By the way, I am a certified Goat Yoga instructor and would love to take your money I MEAN CURE YOUR BACK.  Sign up now!

 

 

PS: Goat Yoga actually does not make any of these claims and I made this whole thing up.  Goat Yoga is probably really fun and silly!! Try goat yoga if you want, or don’t.

**It came to my attention today that I prematurely called her 'Dr. Kelly Newman'.  My apologies for this error.  I do know that Kelly has completed all of the didactic and clinical work for graduation, as well as passed her boards and secured her first job as a physical therapist with a clinic that will not disappoint her.  We're super proud of her ability to critically think, and not be seduced by things like certifications and 8-step training programs.  So, Kelly, we're really proud (even though you're not a doctor just yet) of what you're going to contribute to our profession.  Please continue to have fun, love what you do, and DTS. Love, Sarah and Sandy

I didn't know what to expect - Nate's time at Entropy

Note from Sarah- Today is the first day in 2 months that Nate Mancillas won't be heading to work at Entropy.   We will miss him, and this post made my eyes water just a bit. Luckily Ryan Smith will be there to soften the blow...  Here are Nate's thoughts on his time with us at Entropy.  

Screen Shot 2016-03-14 at 10.06.34 AM

Screen Shot 2016-03-14 at 10.06.34 AM

From Nate:

When I first began my clinical at Entropy Physiotherapy I didn’t know what to expect. If I had to guess before I began I would have thought my experience would just be anatomy, internal manipulations, and incontinence. While my time here did entail some of those things, it was so much more

I was able to attend continuing education courses that I felt were just as, if not more in some cases, beneficial than days spent in the clinic. I got to interact with world-class therapists and researchers and learn from them first hand. I was given the opportunity to network with them and connect with them outside of a clinical or conference setting.

I was given the best education on pain science a student could ask for.
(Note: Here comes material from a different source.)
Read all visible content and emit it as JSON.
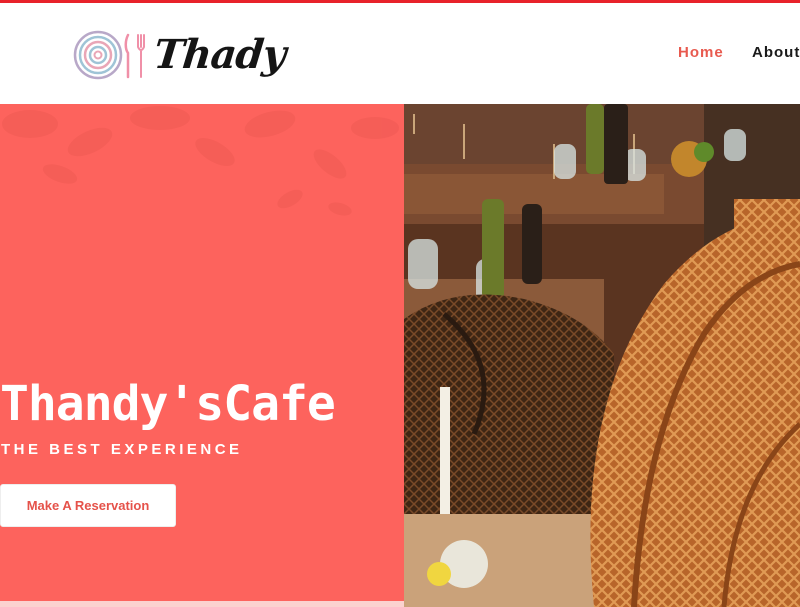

I learned the what, where, when, and why, and how of pain in my 10 weeks. I admit I still have a long way to go on pain science, but this clinic has taught me I need to educate others on pain, which is an awesome starting point.

Beyond all of these great things, I got to learn from two of the best physical therapists in the world. The way Sarah and Sandy run their business, treat their patients, and represent the profession of physical therapy is among the best I have ever seen. They treated me with respect and kindness. They were never condescending and always willing to answer my questions. I haven’t even mentioned how funny they are, but I never went a full day without a good laugh.

With all this glowing praise, you might think this was a cakewalk, but it was quite the opposite. I had my lines of thinking challenged and anything I would say had to be backed up by evidence. If I could not provide this evidence, I would need to do a bit of digging on the topic and come back with a suitable answer.

I would not trade my time at Entropy for anything. Even though I am sad to leave, I know that my time here has been invaluable and I am a better physical therapist walking out than I was walking in. Thank you Sandy, Sarah, and Ryan. I’m sure I will see you again.

Follow Nate on Twitter!  @NateMancillaSPT